Who? In spite of enjoying a long and successful career, photographer Saul Leiter only gained the recognition he deserved – as one of colour photography's most important pioneers – in the final decade of his life. Now, three years after his death, the celebration of Leiter's achievements continues, with director Todd Haynes citing Leiter as one of the key influences behind his latest film Carol, and a major retrospective of Leiter's work set to open at The Photographers' Gallery in London later this week.
Born in Pittsburgh, Pennsylvania in 1923, Leiter was the odd one out in a family of Orthodox Jews – his father was a highly regarded Talmudic rabbi and scholar, and had high hopes of his son following in his footsteps. But the creatively minded Leiter had his own ideas and at the age of 23 abandoned his studies in theology and headed for New York City in pursuit of a more romantic life as a painter. There he befriended the Abstract Expressionist painter Richard Pousette-Dart who introduced him to photography. Needless to say, he didn't look back.
What? "I have been told that some of my photographs maybe indicate that I am a painter," Leiter said in an interview with The New Yorker’s Vince Aletti. And indeed, it is this painterly approach to photography that so sets the image-maker apart. At a time when others were sticking rigidly to the traditional confines of the medium, Leiter began experimenting with composition, form and colour in a completely unique manner.

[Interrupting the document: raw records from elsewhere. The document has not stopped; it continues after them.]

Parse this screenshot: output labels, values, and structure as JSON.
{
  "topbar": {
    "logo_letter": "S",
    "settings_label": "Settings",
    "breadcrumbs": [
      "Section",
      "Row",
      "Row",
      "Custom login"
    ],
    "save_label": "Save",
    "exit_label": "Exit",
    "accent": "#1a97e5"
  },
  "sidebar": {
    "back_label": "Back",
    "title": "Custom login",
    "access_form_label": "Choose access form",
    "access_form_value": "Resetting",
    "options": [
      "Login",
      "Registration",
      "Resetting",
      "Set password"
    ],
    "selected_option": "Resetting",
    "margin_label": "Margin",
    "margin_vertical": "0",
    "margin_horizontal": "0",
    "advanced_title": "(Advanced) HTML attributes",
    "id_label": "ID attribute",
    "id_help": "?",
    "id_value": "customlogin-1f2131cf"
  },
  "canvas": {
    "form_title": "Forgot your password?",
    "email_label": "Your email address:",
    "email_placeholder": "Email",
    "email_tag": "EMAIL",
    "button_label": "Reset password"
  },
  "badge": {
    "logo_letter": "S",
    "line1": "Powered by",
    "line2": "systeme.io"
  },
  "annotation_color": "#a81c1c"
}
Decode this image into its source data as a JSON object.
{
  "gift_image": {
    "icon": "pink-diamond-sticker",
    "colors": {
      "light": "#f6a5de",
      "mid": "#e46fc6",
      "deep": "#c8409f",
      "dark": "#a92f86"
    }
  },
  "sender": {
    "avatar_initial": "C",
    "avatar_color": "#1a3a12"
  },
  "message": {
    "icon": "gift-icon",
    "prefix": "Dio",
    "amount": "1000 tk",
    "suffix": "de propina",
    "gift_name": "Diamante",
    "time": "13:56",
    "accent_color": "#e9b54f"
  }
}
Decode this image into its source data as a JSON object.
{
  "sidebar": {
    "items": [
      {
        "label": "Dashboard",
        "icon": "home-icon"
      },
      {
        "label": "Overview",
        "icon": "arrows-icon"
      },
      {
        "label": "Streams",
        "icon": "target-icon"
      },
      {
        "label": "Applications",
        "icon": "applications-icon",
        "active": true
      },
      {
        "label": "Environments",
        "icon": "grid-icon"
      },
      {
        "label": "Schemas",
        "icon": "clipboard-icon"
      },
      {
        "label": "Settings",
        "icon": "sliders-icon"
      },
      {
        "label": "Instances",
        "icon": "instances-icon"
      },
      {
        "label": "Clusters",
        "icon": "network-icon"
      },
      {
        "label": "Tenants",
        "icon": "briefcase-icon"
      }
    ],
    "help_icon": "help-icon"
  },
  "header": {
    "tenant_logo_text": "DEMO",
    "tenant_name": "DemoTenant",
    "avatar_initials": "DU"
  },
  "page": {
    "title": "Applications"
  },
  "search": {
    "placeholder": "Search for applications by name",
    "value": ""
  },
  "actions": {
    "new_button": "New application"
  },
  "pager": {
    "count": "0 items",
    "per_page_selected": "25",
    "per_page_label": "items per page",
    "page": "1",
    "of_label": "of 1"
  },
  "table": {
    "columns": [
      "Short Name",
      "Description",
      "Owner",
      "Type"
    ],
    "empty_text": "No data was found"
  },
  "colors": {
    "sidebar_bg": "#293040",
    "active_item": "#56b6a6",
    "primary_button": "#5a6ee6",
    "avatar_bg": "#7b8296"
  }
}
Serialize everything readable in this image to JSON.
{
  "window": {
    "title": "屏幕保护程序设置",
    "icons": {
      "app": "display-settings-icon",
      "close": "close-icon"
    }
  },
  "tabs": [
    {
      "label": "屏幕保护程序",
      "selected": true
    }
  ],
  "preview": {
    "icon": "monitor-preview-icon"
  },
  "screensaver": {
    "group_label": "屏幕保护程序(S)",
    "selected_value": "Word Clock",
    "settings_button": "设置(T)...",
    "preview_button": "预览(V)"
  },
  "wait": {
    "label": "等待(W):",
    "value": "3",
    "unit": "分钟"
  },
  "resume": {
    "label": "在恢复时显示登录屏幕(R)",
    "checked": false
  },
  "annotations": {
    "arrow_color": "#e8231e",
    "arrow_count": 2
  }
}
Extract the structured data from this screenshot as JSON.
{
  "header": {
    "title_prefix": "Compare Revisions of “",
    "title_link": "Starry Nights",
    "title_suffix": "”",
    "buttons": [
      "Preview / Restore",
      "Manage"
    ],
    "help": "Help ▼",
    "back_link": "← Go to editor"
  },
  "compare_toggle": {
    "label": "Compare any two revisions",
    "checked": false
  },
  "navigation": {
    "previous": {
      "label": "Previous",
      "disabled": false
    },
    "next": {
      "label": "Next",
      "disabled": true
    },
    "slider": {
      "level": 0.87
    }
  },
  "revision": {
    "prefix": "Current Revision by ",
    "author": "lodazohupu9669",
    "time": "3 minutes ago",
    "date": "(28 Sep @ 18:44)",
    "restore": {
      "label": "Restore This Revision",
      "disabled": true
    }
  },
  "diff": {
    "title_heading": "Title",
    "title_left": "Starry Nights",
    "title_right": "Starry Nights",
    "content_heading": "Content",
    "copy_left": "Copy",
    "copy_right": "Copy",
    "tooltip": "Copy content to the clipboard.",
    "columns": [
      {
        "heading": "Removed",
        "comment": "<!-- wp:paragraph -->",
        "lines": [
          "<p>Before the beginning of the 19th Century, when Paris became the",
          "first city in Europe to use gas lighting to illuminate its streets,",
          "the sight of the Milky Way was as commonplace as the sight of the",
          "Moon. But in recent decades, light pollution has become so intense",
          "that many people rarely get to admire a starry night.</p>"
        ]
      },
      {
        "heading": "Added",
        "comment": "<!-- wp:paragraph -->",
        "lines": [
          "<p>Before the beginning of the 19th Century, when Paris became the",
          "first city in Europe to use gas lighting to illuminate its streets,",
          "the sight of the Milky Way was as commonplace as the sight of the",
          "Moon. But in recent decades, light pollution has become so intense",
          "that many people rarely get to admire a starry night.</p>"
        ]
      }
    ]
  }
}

From the mid-1940s onwards, he secured frequent work for fashion magazines such as Harper's Bazaar and Elle – his distinctive style, alongside his propensity for wit and elegance, lending itself brilliantly to the world of fashion – but it is through his street photography that Leiter found real freedom of expression.
Captured through a misted pane of glass, and silhouetted against the zesty yellow of a nearby truck, a man gazes intently at his hands. A pair of grey-suited postmen trudge through the snow, engulfed by a sea of snowflakes and a plethora of brightly coloured advertising billboards. A shadowy figure, shielded by their pillar-box-red umbrella, is glanced from the dry interior of a car, framed by its angular window. It is complex compositions such as these – where the viewer has to work to establish exactly what it is they are looking at, and from where – that have come to define Leiter's work. "A window covered with raindrops interests me more than a photograph of a famous person," the photographer proclaimed in the 2012 documentary In No Great Hurry.
Why? Leiter's fondness for poetic abstraction was incredibly forward-looking, as was his trailblazing use of colour (note that he was using Kodachrome colour slide film 20 years before later pioneers Eggleston and Shore), and was widely overlooked, and indeed scorned, by critics at the time. It is unsurprising then that it has taken some 50 years for the world to catch up and finally recognise Leiter for the genius that he was. But as the photographer once noted, it was the lack of attention he was given at the time that enabled him to follow his instincts unhindered: "I spent a great deal of my life being ignored. I was always very happy that way. Being ignored is a great privilege. That is how I think I learned to see what others do not see and to react to situations differently. I simply looked at the world, not really prepared for anything."
Saul Leiter: Retrospective is at the Photographers' Gallery from January 22 until April 3.